As expected, Rep. Charlie Rangel, former ly the powerful Chair of the House Ways and Means Committee, received a censure by majority vote, the harshest punishment a Member can receive short of expulsion. Rangel had been found guilty of five major ethical violations, or as they should properly be called, five instances of ongoing egregious unethical conduct. Charley and friends like to say “ethical violations” because that can be spun into mere carelessness, like not putting enough money on the meter. From the beginning, Rangel’s line has been that he made “mistakes,” suggesting they were either accidental or that he didn’t realize they were unethical. Think about that as you review the five: Continue reading
As I write this, Rep. Charles Rangel is asking his colleagues for mercy, as they decide what his punishment should be for eleven counts of ethics misdeeds including abuse of his office and tax evasion. He has made the unconvincing argument that it all adds up to sloppiness, not corruption, though the sheer weight and breadth of the charges against him indicate otherwise. Rangel’s main defense, as he tried to stave off censure, was the testimony of Rep. John Lewis, a civil rights icon and compatriot of Martin Luther King, soon to receive a Presidential Medal of Freedom. Lewis described Rangel as a “good and decent man, an honest man,” a Korean War vet who came to Selma, Ala. and marched alongside King and Lewis in the cause of civil rights, which Rangel, Lewis said, fought for his entire career.
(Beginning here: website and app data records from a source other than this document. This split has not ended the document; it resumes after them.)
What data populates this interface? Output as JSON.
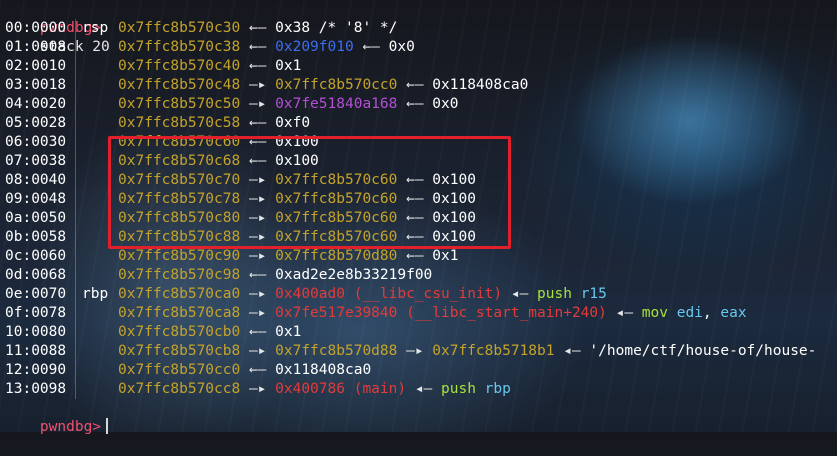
{
  "prompt": "pwndbg>",
  "command": "stack 20",
  "colors": {
    "stack": "#c4a32b",
    "heap": "#3d6df0",
    "mmap": "#b34fd4",
    "code": "#e23b3b",
    "insn": "#a8e33a",
    "prompt": "#f0506e",
    "highlight": "#e2202c"
  },
  "rows": [
    {
      "off": "00:0000",
      "reg": "rsp",
      "chain": [
        {
          "t": "stack",
          "v": "0x7ffc8b570c30"
        },
        {
          "t": "arr",
          "v": " ←— "
        },
        {
          "t": "val",
          "v": "0x38 /* '8' */"
        }
      ]
    },
    {
      "off": "01:0008",
      "reg": "",
      "chain": [
        {
          "t": "stack",
          "v": "0x7ffc8b570c38"
        },
        {
          "t": "arr",
          "v": " ←— "
        },
        {
          "t": "heap",
          "v": "0x209f010"
        },
        {
          "t": "arr",
          "v": " ←— "
        },
        {
          "t": "val",
          "v": "0x0"
        }
      ]
    },
    {
      "off": "02:0010",
      "reg": "",
      "chain": [
        {
          "t": "stack",
          "v": "0x7ffc8b570c40"
        },
        {
          "t": "arr",
          "v": " ←— "
        },
        {
          "t": "val",
          "v": "0x1"
        }
      ]
    },
    {
      "off": "03:0018",
      "reg": "",
      "chain": [
        {
          "t": "stack",
          "v": "0x7ffc8b570c48"
        },
        {
          "t": "arr",
          "v": " —▸ "
        },
        {
          "t": "stack",
          "v": "0x7ffc8b570cc0"
        },
        {
          "t": "arr",
          "v": " ←— "
        },
        {
          "t": "val",
          "v": "0x118408ca0"
        }
      ]
    },
    {
      "off": "04:0020",
      "reg": "",
      "chain": [
        {
          "t": "stack",
          "v": "0x7ffc8b570c50"
        },
        {
          "t": "arr",
          "v": " —▸ "
        },
        {
          "t": "mmap",
          "v": "0x7fe51840a168"
        },
        {
          "t": "arr",
          "v": " ←— "
        },
        {
          "t": "val",
          "v": "0x0"
        }
      ]
    },
    {
      "off": "05:0028",
      "reg": "",
      "chain": [
        {
          "t": "stack",
          "v": "0x7ffc8b570c58"
        },
        {
          "t": "arr",
          "v": " ←— "
        },
        {
          "t": "val",
          "v": "0xf0"
        }
      ]
    },
    {
      "off": "06:0030",
      "reg": "",
      "chain": [
        {
          "t": "stack",
          "v": "0x7ffc8b570c60"
        },
        {
          "t": "arr",
          "v": " ←— "
        },
        {
          "t": "val",
          "v": "0x100"
        }
      ]
    },
    {
      "off": "07:0038",
      "reg": "",
      "chain": [
        {
          "t": "stack",
          "v": "0x7ffc8b570c68"
        },
        {
          "t": "arr",
          "v": " ←— "
        },
        {
          "t": "val",
          "v": "0x100"
        }
      ]
    },
    {
      "off": "08:0040",
      "reg": "",
      "chain": [
        {
          "t": "stack",
          "v": "0x7ffc8b570c70"
        },
        {
          "t": "arr",
          "v": " —▸ "
        },
        {
          "t": "stack",
          "v": "0x7ffc8b570c60"
        },
        {
          "t": "arr",
          "v": " ←— "
        },
        {
          "t": "val",
          "v": "0x100"
        }
      ]
    },
    {
      "off": "09:0048",
      "reg": "",
      "chain": [
        {
          "t": "stack",
          "v": "0x7ffc8b570c78"
        },
        {
          "t": "arr",
          "v": " —▸ "
        },
        {
          "t": "stack",
          "v": "0x7ffc8b570c60"
        },
        {
          "t": "arr",
          "v": " ←— "
        },
        {
          "t": "val",
          "v": "0x100"
        }
      ]
    },
    {
      "off": "0a:0050",
      "reg": "",
      "chain": [
        {
          "t": "stack",
          "v": "0x7ffc8b570c80"
        },
        {
          "t": "arr",
          "v": " —▸ "
        },
        {
          "t": "stack",
          "v": "0x7ffc8b570c60"
        },
        {
          "t": "arr",
          "v": " ←— "
        },
        {
          "t": "val",
          "v": "0x100"
        }
      ]
    },
    {
      "off": "0b:0058",
      "reg": "",
      "chain": [
        {
          "t": "stack",
          "v": "0x7ffc8b570c88"
        },
        {
          "t": "arr",
          "v": " —▸ "
        },
        {
          "t": "stack",
          "v": "0x7ffc8b570c60"
        },
        {
          "t": "arr",
          "v": " ←— "
        },
        {
          "t": "val",
          "v": "0x100"
        }
      ]
    },
    {
      "off": "0c:0060",
      "reg": "",
      "chain": [
        {
          "t": "stack",
          "v": "0x7ffc8b570c90"
        },
        {
          "t": "arr",
          "v": " —▸ "
        },
        {
          "t": "stack",
          "v": "0x7ffc8b570d80"
        },
        {
          "t": "arr",
          "v": " ←— "
        },
        {
          "t": "val",
          "v": "0x1"
        }
      ]
    },
    {
      "off": "0d:0068",
      "reg": "",
      "chain": [
        {
          "t": "stack",
          "v": "0x7ffc8b570c98"
        },
        {
          "t": "arr",
          "v": " ←— "
        },
        {
          "t": "val",
          "v": "0xad2e2e8b33219f00"
        }
      ]
    },
    {
      "off": "0e:0070",
      "reg": "rbp",
      "chain": [
        {
          "t": "stack",
          "v": "0x7ffc8b570ca0"
        },
        {
          "t": "arr",
          "v": " —▸ "
        },
        {
          "t": "code",
          "v": "0x400ad0 (__libc_csu_init)"
        },
        {
          "t": "arr",
          "v": " ◂— "
        },
        {
          "t": "insn",
          "v": "push "
        },
        {
          "t": "op",
          "v": "r15"
        }
      ]
    },
    {
      "off": "0f:0078",
      "reg": "",
      "chain": [
        {
          "t": "stack",
          "v": "0x7ffc8b570ca8"
        },
        {
          "t": "arr",
          "v": " —▸ "
        },
        {
          "t": "code",
          "v": "0x7fe517e39840 (__libc_start_main+240)"
        },
        {
          "t": "arr",
          "v": " ◂— "
        },
        {
          "t": "insn",
          "v": "mov "
        },
        {
          "t": "op",
          "v": "edi"
        },
        {
          "t": "val",
          "v": ", "
        },
        {
          "t": "op",
          "v": "eax"
        }
      ]
    },
    {
      "off": "10:0080",
      "reg": "",
      "chain": [
        {
          "t": "stack",
          "v": "0x7ffc8b570cb0"
        },
        {
          "t": "arr",
          "v": " ←— "
        },
        {
          "t": "val",
          "v": "0x1"
        }
      ]
    },
    {
      "off": "11:0088",
      "reg": "",
      "chain": [
        {
          "t": "stack",
          "v": "0x7ffc8b570cb8"
        },
        {
          "t": "arr",
          "v": " —▸ "
        },
        {
          "t": "stack",
          "v": "0x7ffc8b570d88"
        },
        {
          "t": "arr",
          "v": " —▸ "
        },
        {
          "t": "stack",
          "v": "0x7ffc8b5718b1"
        },
        {
          "t": "arr",
          "v": " ◂— "
        },
        {
          "t": "val",
          "v": "'/home/ctf/house-of/house-"
        }
      ]
    },
    {
      "off": "12:0090",
      "reg": "",
      "chain": [
        {
          "t": "stack",
          "v": "0x7ffc8b570cc0"
        },
        {
          "t": "arr",
          "v": " ←— "
        },
        {
          "t": "val",
          "v": "0x118408ca0"
        }
      ]
    },
    {
      "off": "13:0098",
      "reg": "",
      "chain": [
        {
          "t": "stack",
          "v": "0x7ffc8b570cc8"
        },
        {
          "t": "arr",
          "v": " —▸ "
        },
        {
          "t": "code",
          "v": "0x400786 (main)"
        },
        {
          "t": "arr",
          "v": " ◂— "
        },
        {
          "t": "insn",
          "v": "push "
        },
        {
          "t": "op",
          "v": "rbp"
        }
      ]
    }
  ]
}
Lewis’s character endorsement is completely irrelevant to Rangel’s current corruption issues. I don’t think it should be allowed. Continue reading
The U.S. District Court in Colorado ruling in the case of US v. Strandloff, has found the “Stolen Valor Act,” 18 U.S.C. § 704(b) & (d), to be an unconstitutional infringement of free speech. Rick Strandloff represented himself as a wounded decorated Iraq War veteran in order to rally support for veterans and opposition to the war. The original Stolen Valor Act of 2005 criminalized the wearing of military medals an individual was never awarded; later, it was expanded to included the crime of falsely saying or writing that one has been given military honors for valor. The Act says, in part, that it is a crime to…
…falsely represent [oneself], verbally or in writing, to have been awarded any decoration or medal authorized by Congress for the Armed Forces of the United States, any of the service medals or badges awarded to the members of such forces, the ribbon, button, or rosette of any such badge, decoration, or medal, or any colorable imitation of such item …
Deciding an issue like this inevitably comes down to both law and ethics. Not all speech is protected by the First Amendment, and deciding how many kinds of speech we can sensibly and reasonably prohibit requires a court and a culture to think about just how bad—how wrong–certain kinds of speech may be, based on their actual and potential harm. Continue reading
You wouldn’t think that a South Korean baseball player could have much in common with John Wayne, but a slugging first baseman for the Cleveland Indians named Shin-Soo Choo now faces an ethical dilemma strikingly similar to the one “the Duke” encountered in 1942. Continue reading
“No matter how I look at the issue, I cannot escape being troubled by the fact that we have in place a policy which forces young men and women to lie about who they are in order to defend their fellow citizens.”
—U.S. Joint Chiefs of Staff chairman Adm. Mike Mullen
Admiral Mullen made the statement testifying last week to the Senate Armed Services Committee, as he urged the repeal of the military’s “don’t ask, don’t tell” policy that permitted the military to discharge gay personnel once their sexual orientation became known, by whatever means.
[Special thanks to the Institute for Global Ethics for reminding me (via its weekly e-mail bulletin] that I had neglected to give Mullen credit last week for a much-needed endorsement of this policy change from a military leader of impeccable credibility.]